*Task details*:
For each line in the data below that holds "title", return a copy.

Web page and app entries
_____

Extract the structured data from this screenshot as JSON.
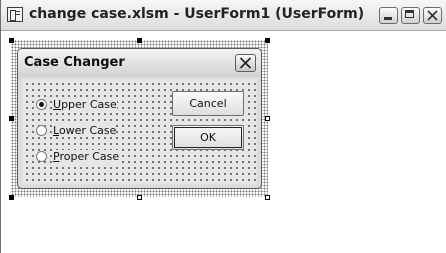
{
  "window": {
    "title": "change case.xlsm - UserForm1 (UserForm)",
    "icon": "userform-icon",
    "controls": [
      "minimize",
      "maximize",
      "close"
    ]
  },
  "form": {
    "title": "Case Changer",
    "options": [
      {
        "label": "Upper Case",
        "selected": true
      },
      {
        "label": "Lower Case",
        "selected": false
      },
      {
        "label": "Proper Case",
        "selected": false
      }
    ],
    "buttons": {
      "cancel": "Cancel",
      "ok": "OK"
    }
  },
  "colors": {
    "form_background": "#dcdcdc",
    "grid_dots": "#555555"
  }
}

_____

*Response box*:
    "title": "change case.xlsm - UserForm1 (UserForm)",
    "title": "Case Changer",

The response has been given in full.